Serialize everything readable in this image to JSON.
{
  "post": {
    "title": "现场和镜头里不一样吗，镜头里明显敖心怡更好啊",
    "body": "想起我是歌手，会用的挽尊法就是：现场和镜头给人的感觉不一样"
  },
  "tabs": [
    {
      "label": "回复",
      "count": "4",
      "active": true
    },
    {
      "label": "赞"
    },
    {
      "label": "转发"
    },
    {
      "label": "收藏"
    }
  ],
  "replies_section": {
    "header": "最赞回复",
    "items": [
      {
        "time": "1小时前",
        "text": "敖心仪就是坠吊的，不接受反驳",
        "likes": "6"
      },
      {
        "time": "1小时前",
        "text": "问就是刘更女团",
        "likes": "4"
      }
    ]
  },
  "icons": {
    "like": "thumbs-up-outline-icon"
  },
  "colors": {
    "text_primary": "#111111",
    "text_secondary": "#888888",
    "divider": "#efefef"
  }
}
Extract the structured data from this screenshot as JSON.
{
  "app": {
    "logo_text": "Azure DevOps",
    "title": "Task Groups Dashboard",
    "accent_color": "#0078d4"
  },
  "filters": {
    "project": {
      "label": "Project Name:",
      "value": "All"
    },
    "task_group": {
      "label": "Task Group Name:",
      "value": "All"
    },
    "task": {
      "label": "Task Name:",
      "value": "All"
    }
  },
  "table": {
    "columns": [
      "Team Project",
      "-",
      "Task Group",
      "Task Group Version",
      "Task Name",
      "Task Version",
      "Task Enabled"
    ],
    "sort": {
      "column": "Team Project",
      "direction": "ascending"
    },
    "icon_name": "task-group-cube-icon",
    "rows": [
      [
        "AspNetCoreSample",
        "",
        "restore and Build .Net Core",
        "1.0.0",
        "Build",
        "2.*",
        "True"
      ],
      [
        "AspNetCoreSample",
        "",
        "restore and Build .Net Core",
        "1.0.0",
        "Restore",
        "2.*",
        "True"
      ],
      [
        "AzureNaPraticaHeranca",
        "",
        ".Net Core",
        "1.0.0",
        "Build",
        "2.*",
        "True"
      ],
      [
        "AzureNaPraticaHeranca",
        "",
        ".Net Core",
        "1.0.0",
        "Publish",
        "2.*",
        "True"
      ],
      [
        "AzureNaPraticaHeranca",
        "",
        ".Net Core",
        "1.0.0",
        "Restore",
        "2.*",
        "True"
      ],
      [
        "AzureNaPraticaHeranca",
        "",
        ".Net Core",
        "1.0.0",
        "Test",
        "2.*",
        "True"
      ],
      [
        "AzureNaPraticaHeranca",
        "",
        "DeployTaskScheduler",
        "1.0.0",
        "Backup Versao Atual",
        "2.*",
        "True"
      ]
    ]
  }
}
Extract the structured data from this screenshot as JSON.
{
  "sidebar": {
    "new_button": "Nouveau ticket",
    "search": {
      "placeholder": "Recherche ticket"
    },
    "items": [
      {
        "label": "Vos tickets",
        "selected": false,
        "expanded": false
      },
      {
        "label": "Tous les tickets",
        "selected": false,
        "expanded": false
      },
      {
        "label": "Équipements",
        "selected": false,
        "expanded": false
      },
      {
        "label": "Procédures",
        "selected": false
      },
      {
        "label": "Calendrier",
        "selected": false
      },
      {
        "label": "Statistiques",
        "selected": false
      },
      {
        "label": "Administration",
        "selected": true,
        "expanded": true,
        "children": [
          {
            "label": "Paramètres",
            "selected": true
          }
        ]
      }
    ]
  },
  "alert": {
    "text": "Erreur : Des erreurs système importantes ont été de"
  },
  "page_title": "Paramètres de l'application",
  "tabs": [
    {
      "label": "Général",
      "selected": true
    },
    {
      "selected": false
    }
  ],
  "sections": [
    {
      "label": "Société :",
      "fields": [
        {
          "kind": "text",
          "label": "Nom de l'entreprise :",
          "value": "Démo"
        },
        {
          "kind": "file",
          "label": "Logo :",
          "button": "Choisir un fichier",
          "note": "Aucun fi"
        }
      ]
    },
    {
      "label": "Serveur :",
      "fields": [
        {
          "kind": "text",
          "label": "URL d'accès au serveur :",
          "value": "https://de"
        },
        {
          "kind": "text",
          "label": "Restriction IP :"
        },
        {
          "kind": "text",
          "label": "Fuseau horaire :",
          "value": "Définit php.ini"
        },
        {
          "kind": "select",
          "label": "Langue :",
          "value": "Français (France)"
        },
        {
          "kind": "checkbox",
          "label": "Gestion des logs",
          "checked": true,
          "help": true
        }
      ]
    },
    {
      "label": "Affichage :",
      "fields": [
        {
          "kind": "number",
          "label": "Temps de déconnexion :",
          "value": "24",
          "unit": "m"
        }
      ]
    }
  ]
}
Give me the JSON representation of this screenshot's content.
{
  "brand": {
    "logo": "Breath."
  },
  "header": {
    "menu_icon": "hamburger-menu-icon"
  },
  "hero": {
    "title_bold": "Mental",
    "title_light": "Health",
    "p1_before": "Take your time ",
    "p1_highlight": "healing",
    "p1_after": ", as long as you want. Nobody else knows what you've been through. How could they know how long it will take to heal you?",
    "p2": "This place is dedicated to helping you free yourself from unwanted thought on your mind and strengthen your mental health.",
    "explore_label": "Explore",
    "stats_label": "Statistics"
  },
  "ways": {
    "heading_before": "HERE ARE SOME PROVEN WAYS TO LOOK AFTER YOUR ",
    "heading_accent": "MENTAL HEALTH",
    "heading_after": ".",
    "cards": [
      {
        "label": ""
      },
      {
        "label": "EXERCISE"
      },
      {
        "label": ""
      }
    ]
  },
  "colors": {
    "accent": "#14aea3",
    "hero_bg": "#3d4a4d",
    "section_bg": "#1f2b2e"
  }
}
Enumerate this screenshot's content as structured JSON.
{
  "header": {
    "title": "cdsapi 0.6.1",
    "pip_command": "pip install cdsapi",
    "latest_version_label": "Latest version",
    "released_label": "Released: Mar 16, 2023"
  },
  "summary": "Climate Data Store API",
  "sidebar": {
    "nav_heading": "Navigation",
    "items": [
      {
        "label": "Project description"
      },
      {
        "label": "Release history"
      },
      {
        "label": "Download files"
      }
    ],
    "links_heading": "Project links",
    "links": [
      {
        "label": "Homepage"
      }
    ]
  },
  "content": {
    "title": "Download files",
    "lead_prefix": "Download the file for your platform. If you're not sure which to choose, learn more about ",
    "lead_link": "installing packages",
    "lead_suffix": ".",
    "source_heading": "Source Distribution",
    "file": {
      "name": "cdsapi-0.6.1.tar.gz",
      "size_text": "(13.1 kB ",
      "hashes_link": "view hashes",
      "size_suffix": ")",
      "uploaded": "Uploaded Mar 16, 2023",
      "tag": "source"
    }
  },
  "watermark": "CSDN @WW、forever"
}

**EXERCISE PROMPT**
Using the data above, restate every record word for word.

**RESPONSE**
Serialize everything readable in this image to JSON.
{
  "post": {
    "title": "现场和镜头里不一样吗，镜头里明显敖心怡更好啊",
    "body": "想起我是歌手，会用的挽尊法就是：现场和镜头给人的感觉不一样"
  },
  "tabs": [
    {
      "label": "回复",
      "count": "4",
      "active": true
    },
    {
      "label": "赞"
    },
    {
      "label": "转发"
    },
    {
      "label": "收藏"
    }
  ],
  "replies_section": {
    "header": "最赞回复",
    "items": [
      {
        "time": "1小时前",
        "text": "敖心仪就是坠吊的，不接受反驳",
        "likes": "6"
      },
      {
        "time": "1小时前",
        "text": "问就是刘更女团",
        "likes": "4"
      }
    ]
  },
  "icons": {
    "like": "thumbs-up-outline-icon"
  },
  "colors": {
    "text_primary": "#111111",
    "text_secondary": "#888888",
    "divider": "#efefef"
  }
}
Extract the structured data from this screenshot as JSON.
{
  "app": {
    "logo_text": "Azure DevOps",
    "title": "Task Groups Dashboard",
    "accent_color": "#0078d4"
  },
  "filters": {
    "project": {
      "label": "Project Name:",
      "value": "All"
    },
    "task_group": {
      "label": "Task Group Name:",
      "value": "All"
    },
    "task": {
      "label": "Task Name:",
      "value": "All"
    }
  },
  "table": {
    "columns": [
      "Team Project",
      "-",
      "Task Group",
      "Task Group Version",
      "Task Name",
      "Task Version",
      "Task Enabled"
    ],
    "sort": {
      "column": "Team Project",
      "direction": "ascending"
    },
    "icon_name": "task-group-cube-icon",
    "rows": [
      [
        "AspNetCoreSample",
        "",
        "restore and Build .Net Core",
        "1.0.0",
        "Build",
        "2.*",
        "True"
      ],
      [
        "AspNetCoreSample",
        "",
        "restore and Build .Net Core",
        "1.0.0",
        "Restore",
        "2.*",
        "True"
      ],
      [
        "AzureNaPraticaHeranca",
        "",
        ".Net Core",
        "1.0.0",
        "Build",
        "2.*",
        "True"
      ],
      [
        "AzureNaPraticaHeranca",
        "",
        ".Net Core",
        "1.0.0",
        "Publish",
        "2.*",
        "True"
      ],
      [
        "AzureNaPraticaHeranca",
        "",
        ".Net Core",
        "1.0.0",
        "Restore",
        "2.*",
        "True"
      ],
      [
        "AzureNaPraticaHeranca",
        "",
        ".Net Core",
        "1.0.0",
        "Test",
        "2.*",
        "True"
      ],
      [
        "AzureNaPraticaHeranca",
        "",
        "DeployTaskScheduler",
        "1.0.0",
        "Backup Versao Atual",
        "2.*",
        "True"
      ]
    ]
  }
}
Extract the structured data from this screenshot as JSON.
{
  "sidebar": {
    "new_button": "Nouveau ticket",
    "search": {
      "placeholder": "Recherche ticket"
    },
    "items": [
      {
        "label": "Vos tickets",
        "selected": false,
        "expanded": false
      },
      {
        "label": "Tous les tickets",
        "selected": false,
        "expanded": false
      },
      {
        "label": "Équipements",
        "selected": false,
        "expanded": false
      },
      {
        "label": "Procédures",
        "selected": false
      },
      {
        "label": "Calendrier",
        "selected": false
      },
      {
        "label": "Statistiques",
        "selected": false
      },
      {
        "label": "Administration",
        "selected": true,
        "expanded": true,
        "children": [
          {
            "label": "Paramètres",
            "selected": true
          }
        ]
      }
    ]
  },
  "alert": {
    "text": "Erreur : Des erreurs système importantes ont été de"
  },
  "page_title": "Paramètres de l'application",
  "tabs": [
    {
      "label": "Général",
      "selected": true
    },
    {
      "selected": false
    }
  ],
  "sections": [
    {
      "label": "Société :",
      "fields": [
        {
          "kind": "text",
          "label": "Nom de l'entreprise :",
          "value": "Démo"
        },
        {
          "kind": "file",
          "label": "Logo :",
          "button": "Choisir un fichier",
          "note": "Aucun fi"
        }
      ]
    },
    {
      "label": "Serveur :",
      "fields": [
        {
          "kind": "text",
          "label": "URL d'accès au serveur :",
          "value": "https://de"
        },
        {
          "kind": "text",
          "label": "Restriction IP :"
        },
        {
          "kind": "text",
          "label": "Fuseau horaire :",
          "value": "Définit php.ini"
        },
        {
          "kind": "select",
          "label": "Langue :",
          "value": "Français (France)"
        },
        {
          "kind": "checkbox",
          "label": "Gestion des logs",
          "checked": true,
          "help": true
        }
      ]
    },
    {
      "label": "Affichage :",
      "fields": [
        {
          "kind": "number",
          "label": "Temps de déconnexion :",
          "value": "24",
          "unit": "m"
        }
      ]
    }
  ]
}
Give me the JSON representation of this screenshot's content.
{
  "brand": {
    "logo": "Breath."
  },
  "header": {
    "menu_icon": "hamburger-menu-icon"
  },
  "hero": {
    "title_bold": "Mental",
    "title_light": "Health",
    "p1_before": "Take your time ",
    "p1_highlight": "healing",
    "p1_after": ", as long as you want. Nobody else knows what you've been through. How could they know how long it will take to heal you?",
    "p2": "This place is dedicated to helping you free yourself from unwanted thought on your mind and strengthen your mental health.",
    "explore_label": "Explore",
    "stats_label": "Statistics"
  },
  "ways": {
    "heading_before": "HERE ARE SOME PROVEN WAYS TO LOOK AFTER YOUR ",
    "heading_accent": "MENTAL HEALTH",
    "heading_after": ".",
    "cards": [
      {
        "label": ""
      },
      {
        "label": "EXERCISE"
      },
      {
        "label": ""
      }
    ]
  },
  "colors": {
    "accent": "#14aea3",
    "hero_bg": "#3d4a4d",
    "section_bg": "#1f2b2e"
  }
}
Enumerate this screenshot's content as structured JSON.
{
  "header": {
    "title": "cdsapi 0.6.1",
    "pip_command": "pip install cdsapi",
    "latest_version_label": "Latest version",
    "released_label": "Released: Mar 16, 2023"
  },
  "summary": "Climate Data Store API",
  "sidebar": {
    "nav_heading": "Navigation",
    "items": [
      {
        "label": "Project description"
      },
      {
        "label": "Release history"
      },
      {
        "label": "Download files"
      }
    ],
    "links_heading": "Project links",
    "links": [
      {
        "label": "Homepage"
      }
    ]
  },
  "content": {
    "title": "Download files",
    "lead_prefix": "Download the file for your platform. If you're not sure which to choose, learn more about ",
    "lead_link": "installing packages",
    "lead_suffix": ".",
    "source_heading": "Source Distribution",
    "file": {
      "name": "cdsapi-0.6.1.tar.gz",
      "size_text": "(13.1 kB ",
      "hashes_link": "view hashes",
      "size_suffix": ")",
      "uploaded": "Uploaded Mar 16, 2023",
      "tag": "source"
    }
  },
  "watermark": "CSDN @WW、forever"
}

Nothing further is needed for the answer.